----- Record extracts -----

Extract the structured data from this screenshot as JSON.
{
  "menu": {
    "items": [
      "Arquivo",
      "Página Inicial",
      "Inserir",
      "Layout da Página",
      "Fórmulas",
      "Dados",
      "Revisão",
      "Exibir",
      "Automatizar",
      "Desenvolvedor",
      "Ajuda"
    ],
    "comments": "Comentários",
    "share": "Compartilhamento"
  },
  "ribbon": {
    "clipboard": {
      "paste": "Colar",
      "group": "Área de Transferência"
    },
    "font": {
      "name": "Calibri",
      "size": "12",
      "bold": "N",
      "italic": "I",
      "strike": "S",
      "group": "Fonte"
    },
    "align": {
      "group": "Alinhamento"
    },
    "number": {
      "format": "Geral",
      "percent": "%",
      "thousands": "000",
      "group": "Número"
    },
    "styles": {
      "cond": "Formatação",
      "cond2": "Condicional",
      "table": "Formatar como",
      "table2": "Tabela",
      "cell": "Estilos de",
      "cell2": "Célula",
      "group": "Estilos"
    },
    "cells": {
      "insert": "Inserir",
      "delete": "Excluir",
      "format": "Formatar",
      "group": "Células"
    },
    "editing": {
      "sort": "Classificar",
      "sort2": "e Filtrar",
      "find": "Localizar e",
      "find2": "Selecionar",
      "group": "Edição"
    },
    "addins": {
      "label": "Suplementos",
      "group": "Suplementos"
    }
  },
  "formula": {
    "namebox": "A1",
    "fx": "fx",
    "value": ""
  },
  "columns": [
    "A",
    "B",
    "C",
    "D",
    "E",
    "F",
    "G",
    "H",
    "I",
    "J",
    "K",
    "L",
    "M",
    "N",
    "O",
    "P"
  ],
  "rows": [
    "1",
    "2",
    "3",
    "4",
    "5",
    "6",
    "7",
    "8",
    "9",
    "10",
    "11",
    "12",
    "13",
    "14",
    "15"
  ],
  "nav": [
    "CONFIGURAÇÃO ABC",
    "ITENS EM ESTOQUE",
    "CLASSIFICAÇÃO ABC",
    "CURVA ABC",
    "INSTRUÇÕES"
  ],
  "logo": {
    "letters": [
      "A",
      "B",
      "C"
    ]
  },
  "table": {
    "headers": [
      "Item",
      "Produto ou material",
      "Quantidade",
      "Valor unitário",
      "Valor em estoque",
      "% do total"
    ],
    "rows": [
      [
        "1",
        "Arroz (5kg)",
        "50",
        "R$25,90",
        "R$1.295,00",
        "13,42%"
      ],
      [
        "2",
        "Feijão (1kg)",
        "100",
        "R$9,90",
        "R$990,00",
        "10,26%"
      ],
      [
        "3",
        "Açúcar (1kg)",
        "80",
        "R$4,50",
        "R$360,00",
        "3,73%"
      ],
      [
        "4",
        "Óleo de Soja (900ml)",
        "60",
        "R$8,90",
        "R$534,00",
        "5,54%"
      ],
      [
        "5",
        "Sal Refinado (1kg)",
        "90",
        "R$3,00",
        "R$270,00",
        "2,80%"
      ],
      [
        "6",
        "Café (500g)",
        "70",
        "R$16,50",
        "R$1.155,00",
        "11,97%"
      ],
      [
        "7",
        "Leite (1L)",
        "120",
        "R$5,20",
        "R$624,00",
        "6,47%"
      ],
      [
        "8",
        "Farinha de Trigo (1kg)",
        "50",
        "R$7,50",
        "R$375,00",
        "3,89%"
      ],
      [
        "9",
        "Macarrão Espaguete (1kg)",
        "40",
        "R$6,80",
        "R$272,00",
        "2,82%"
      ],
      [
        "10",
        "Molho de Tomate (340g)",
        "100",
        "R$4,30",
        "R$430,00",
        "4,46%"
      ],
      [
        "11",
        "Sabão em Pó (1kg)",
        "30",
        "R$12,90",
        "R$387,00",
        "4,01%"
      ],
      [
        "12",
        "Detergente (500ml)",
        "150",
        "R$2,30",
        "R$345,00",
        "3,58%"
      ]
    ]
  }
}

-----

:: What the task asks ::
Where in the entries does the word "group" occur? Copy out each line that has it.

:: Worked solution ::
      "group": "Área de Transferência"
      "group": "Fonte"
      "group": "Alinhamento"
      "group": "Número"
      "group": "Estilos"
      "group": "Células"
      "group": "Edição"
      "group": "Suplementos"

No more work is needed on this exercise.